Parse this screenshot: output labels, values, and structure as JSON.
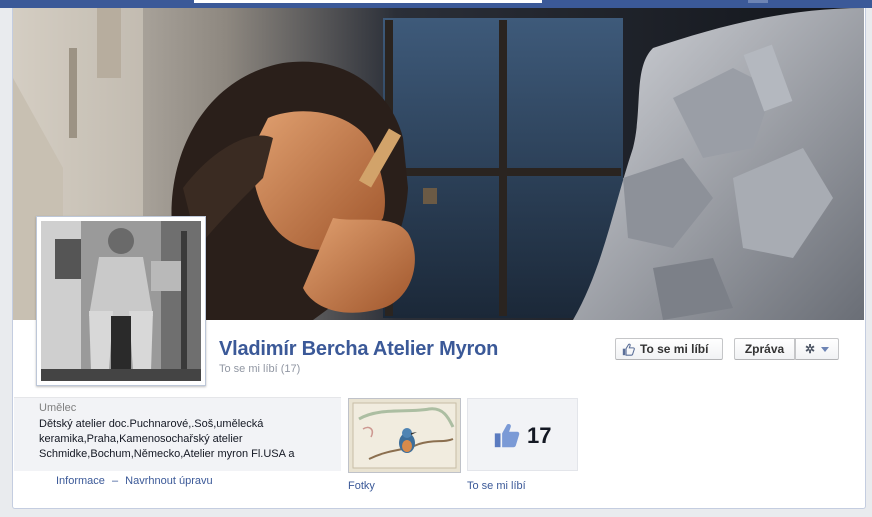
{
  "page": {
    "name": "Vladimír Bercha Atelier Myron",
    "likes_summary": "To se mi líbí (17)"
  },
  "actions": {
    "like_label": "To se mi líbí",
    "message_label": "Zpráva",
    "settings_icon": "gear-icon"
  },
  "about": {
    "category": "Umělec",
    "text": "Dětský atelier doc.Puchnarové,.Soš,umělecká keramika,Praha,Kamenosochařský atelier Schmidke,Bochum,Německo,Atelier myron Fl.USA a",
    "info_link": "Informace",
    "separator": "–",
    "suggest_link": "Navrhnout úpravu"
  },
  "apps": [
    {
      "label": "Fotky"
    },
    {
      "label": "To se mi líbí",
      "count": "17"
    }
  ],
  "colors": {
    "brand": "#3b5998",
    "link": "#3b5998",
    "page_background": "#e9ebee"
  }
}
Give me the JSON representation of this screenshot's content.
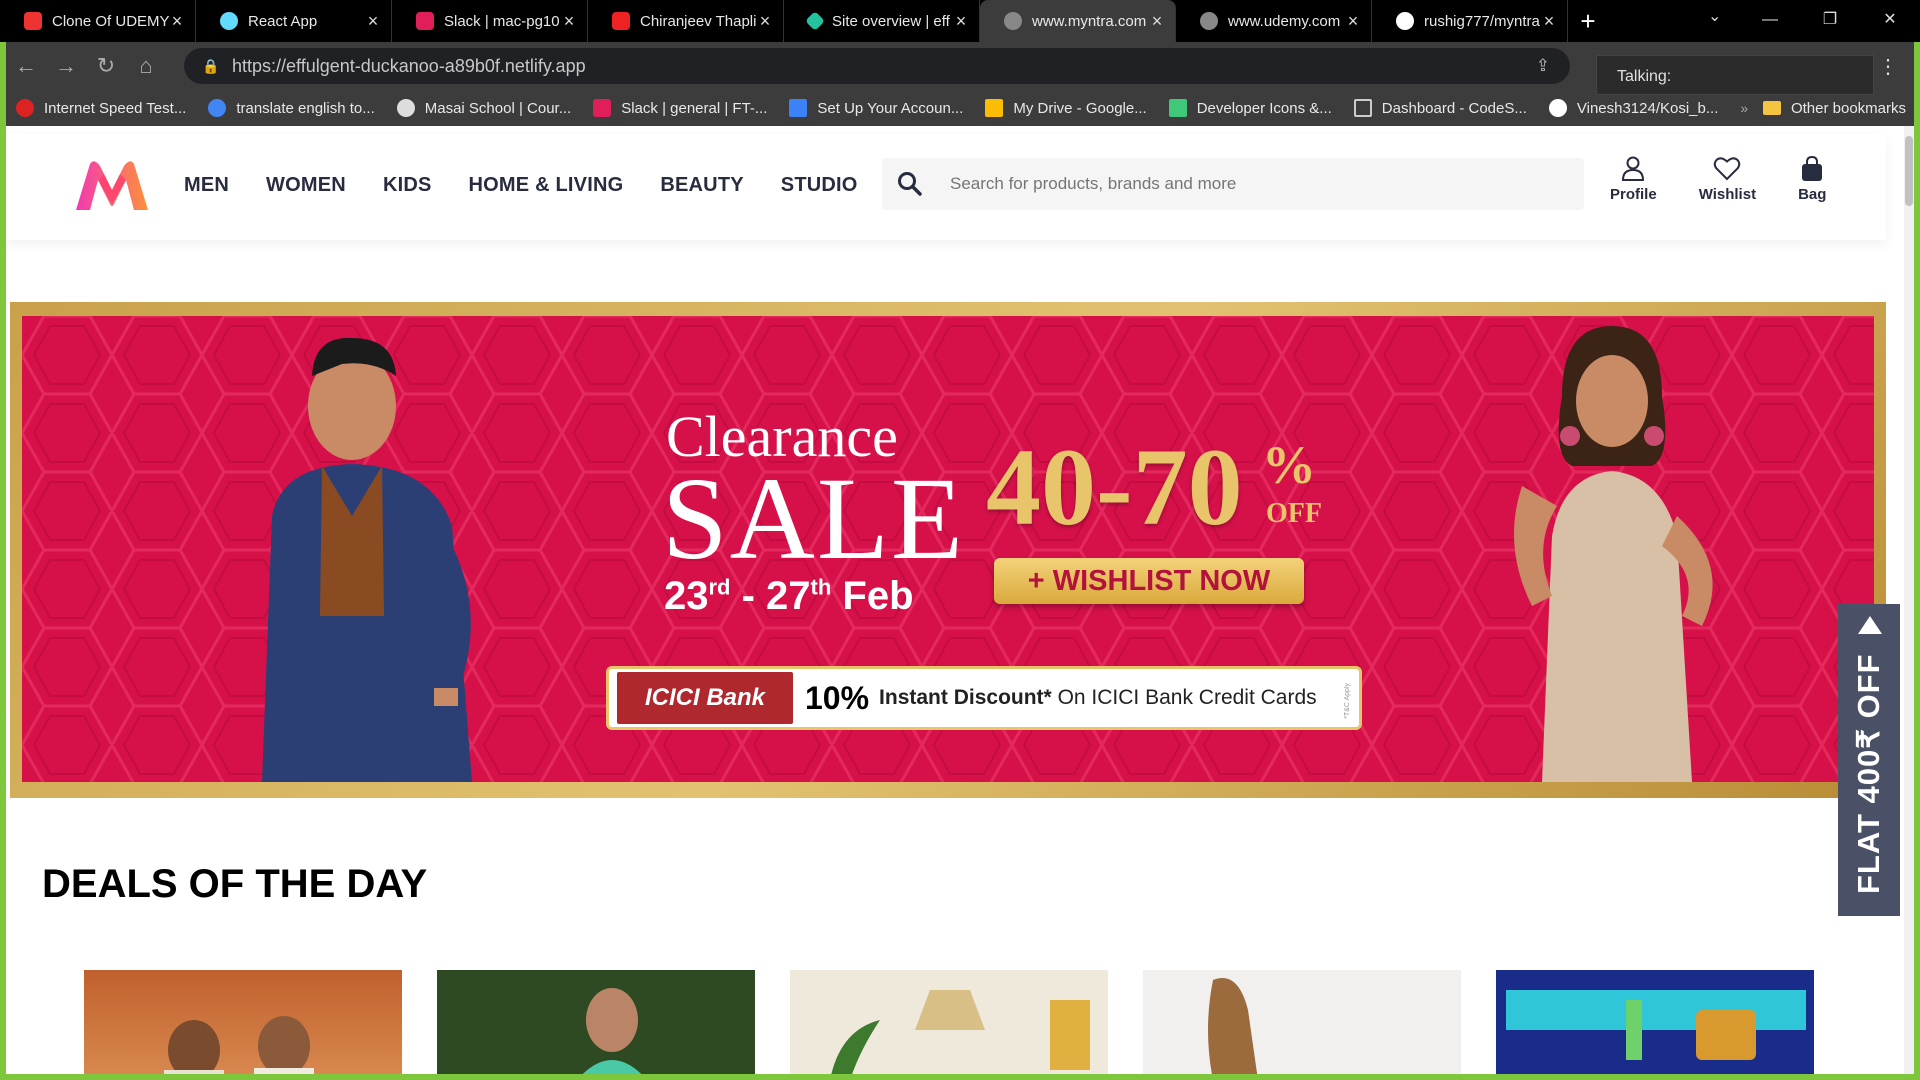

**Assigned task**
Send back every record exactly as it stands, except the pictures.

**Answer**
Parse this screenshot: output labels, values, and structure as JSON.
{
  "page": {
    "name": "Vladimír Bercha Atelier Myron",
    "likes_summary": "To se mi líbí (17)"
  },
  "actions": {
    "like_label": "To se mi líbí",
    "message_label": "Zpráva",
    "settings_icon": "gear-icon"
  },
  "about": {
    "category": "Umělec",
    "text": "Dětský atelier doc.Puchnarové,.Soš,umělecká keramika,Praha,Kamenosochařský atelier Schmidke,Bochum,Německo,Atelier myron Fl.USA a",
    "info_link": "Informace",
    "separator": "–",
    "suggest_link": "Navrhnout úpravu"
  },
  "apps": [
    {
      "label": "Fotky"
    },
    {
      "label": "To se mi líbí",
      "count": "17"
    }
  ],
  "colors": {
    "brand": "#3b5998",
    "link": "#3b5998",
    "page_background": "#e9ebee"
  }
}
Give me the JSON representation of this screenshot's content.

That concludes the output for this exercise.